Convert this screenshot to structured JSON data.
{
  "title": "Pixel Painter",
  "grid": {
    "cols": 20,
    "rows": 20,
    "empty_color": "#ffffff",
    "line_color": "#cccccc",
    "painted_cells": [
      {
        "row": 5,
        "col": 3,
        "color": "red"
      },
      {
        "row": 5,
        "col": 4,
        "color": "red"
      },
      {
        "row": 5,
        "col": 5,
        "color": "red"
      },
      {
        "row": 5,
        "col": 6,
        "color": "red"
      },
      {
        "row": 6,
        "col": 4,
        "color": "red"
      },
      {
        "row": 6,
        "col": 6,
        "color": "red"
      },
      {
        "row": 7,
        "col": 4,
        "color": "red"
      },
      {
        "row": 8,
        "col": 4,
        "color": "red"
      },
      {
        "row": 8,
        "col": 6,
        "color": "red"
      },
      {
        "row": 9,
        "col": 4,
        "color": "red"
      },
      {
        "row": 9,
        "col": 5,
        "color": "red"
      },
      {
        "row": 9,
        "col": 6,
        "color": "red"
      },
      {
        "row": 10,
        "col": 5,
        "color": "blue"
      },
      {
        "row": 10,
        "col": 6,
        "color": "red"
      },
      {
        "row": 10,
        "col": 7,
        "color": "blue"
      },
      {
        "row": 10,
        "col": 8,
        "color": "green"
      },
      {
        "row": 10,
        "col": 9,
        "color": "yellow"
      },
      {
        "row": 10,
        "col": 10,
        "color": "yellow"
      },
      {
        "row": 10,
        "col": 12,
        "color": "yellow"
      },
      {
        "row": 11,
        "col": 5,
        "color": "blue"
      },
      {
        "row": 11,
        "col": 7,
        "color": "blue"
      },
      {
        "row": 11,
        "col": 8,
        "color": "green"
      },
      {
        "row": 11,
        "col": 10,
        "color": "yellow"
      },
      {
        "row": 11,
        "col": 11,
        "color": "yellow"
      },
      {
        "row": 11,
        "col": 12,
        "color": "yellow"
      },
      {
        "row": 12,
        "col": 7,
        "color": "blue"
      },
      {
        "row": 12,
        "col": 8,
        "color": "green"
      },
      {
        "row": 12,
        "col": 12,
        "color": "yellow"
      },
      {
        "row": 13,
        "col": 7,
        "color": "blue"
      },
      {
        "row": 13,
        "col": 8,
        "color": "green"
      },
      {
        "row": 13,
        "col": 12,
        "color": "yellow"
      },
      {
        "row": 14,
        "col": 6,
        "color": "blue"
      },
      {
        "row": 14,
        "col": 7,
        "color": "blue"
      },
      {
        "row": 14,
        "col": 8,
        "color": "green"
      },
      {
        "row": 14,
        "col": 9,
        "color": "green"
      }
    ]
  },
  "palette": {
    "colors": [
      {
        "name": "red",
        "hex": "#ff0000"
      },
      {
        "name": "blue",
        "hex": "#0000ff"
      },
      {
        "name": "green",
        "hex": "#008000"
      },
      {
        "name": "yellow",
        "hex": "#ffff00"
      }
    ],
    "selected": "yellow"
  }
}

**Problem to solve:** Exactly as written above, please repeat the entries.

**Finished exercise:**
Convert this screenshot to structured JSON data.
{
  "title": "Pixel Painter",
  "grid": {
    "cols": 20,
    "rows": 20,
    "empty_color": "#ffffff",
    "line_color": "#cccccc",
    "painted_cells": [
      {
        "row": 5,
        "col": 3,
        "color": "red"
      },
      {
        "row": 5,
        "col": 4,
        "color": "red"
      },
      {
        "row": 5,
        "col": 5,
        "color": "red"
      },
      {
        "row": 5,
        "col": 6,
        "color": "red"
      },
      {
        "row": 6,
        "col": 4,
        "color": "red"
      },
      {
        "row": 6,
        "col": 6,
        "color": "red"
      },
      {
        "row": 7,
        "col": 4,
        "color": "red"
      },
      {
        "row": 8,
        "col": 4,
        "color": "red"
      },
      {
        "row": 8,
        "col": 6,
        "color": "red"
      },
      {
        "row": 9,
        "col": 4,
        "color": "red"
      },
      {
        "row": 9,
        "col": 5,
        "color": "red"
      },
      {
        "row": 9,
        "col": 6,
        "color": "red"
      },
      {
        "row": 10,
        "col": 5,
        "color": "blue"
      },
      {
        "row": 10,
        "col": 6,
        "color": "red"
      },
      {
        "row": 10,
        "col": 7,
        "color": "blue"
      },
      {
        "row": 10,
        "col": 8,
        "color": "green"
      },
      {
        "row": 10,
        "col": 9,
        "color": "yellow"
      },
      {
        "row": 10,
        "col": 10,
        "color": "yellow"
      },
      {
        "row": 10,
        "col": 12,
        "color": "yellow"
      },
      {
        "row": 11,
        "col": 5,
        "color": "blue"
      },
      {
        "row": 11,
        "col": 7,
        "color": "blue"
      },
      {
        "row": 11,
        "col": 8,
        "color": "green"
      },
      {
        "row": 11,
        "col": 10,
        "color": "yellow"
      },
      {
        "row": 11,
        "col": 11,
        "color": "yellow"
      },
      {
        "row": 11,
        "col": 12,
        "color": "yellow"
      },
      {
        "row": 12,
        "col": 7,
        "color": "blue"
      },
      {
        "row": 12,
        "col": 8,
        "color": "green"
      },
      {
        "row": 12,
        "col": 12,
        "color": "yellow"
      },
      {
        "row": 13,
        "col": 7,
        "color": "blue"
      },
      {
        "row": 13,
        "col": 8,
        "color": "green"
      },
      {
        "row": 13,
        "col": 12,
        "color": "yellow"
      },
      {
        "row": 14,
        "col": 6,
        "color": "blue"
      },
      {
        "row": 14,
        "col": 7,
        "color": "blue"
      },
      {
        "row": 14,
        "col": 8,
        "color": "green"
      },
      {
        "row": 14,
        "col": 9,
        "color": "green"
      }
    ]
  },
  "palette": {
    "colors": [
      {
        "name": "red",
        "hex": "#ff0000"
      },
      {
        "name": "blue",
        "hex": "#0000ff"
      },
      {
        "name": "green",
        "hex": "#008000"
      },
      {
        "name": "yellow",
        "hex": "#ffff00"
      }
    ],
    "selected": "yellow"
  }
}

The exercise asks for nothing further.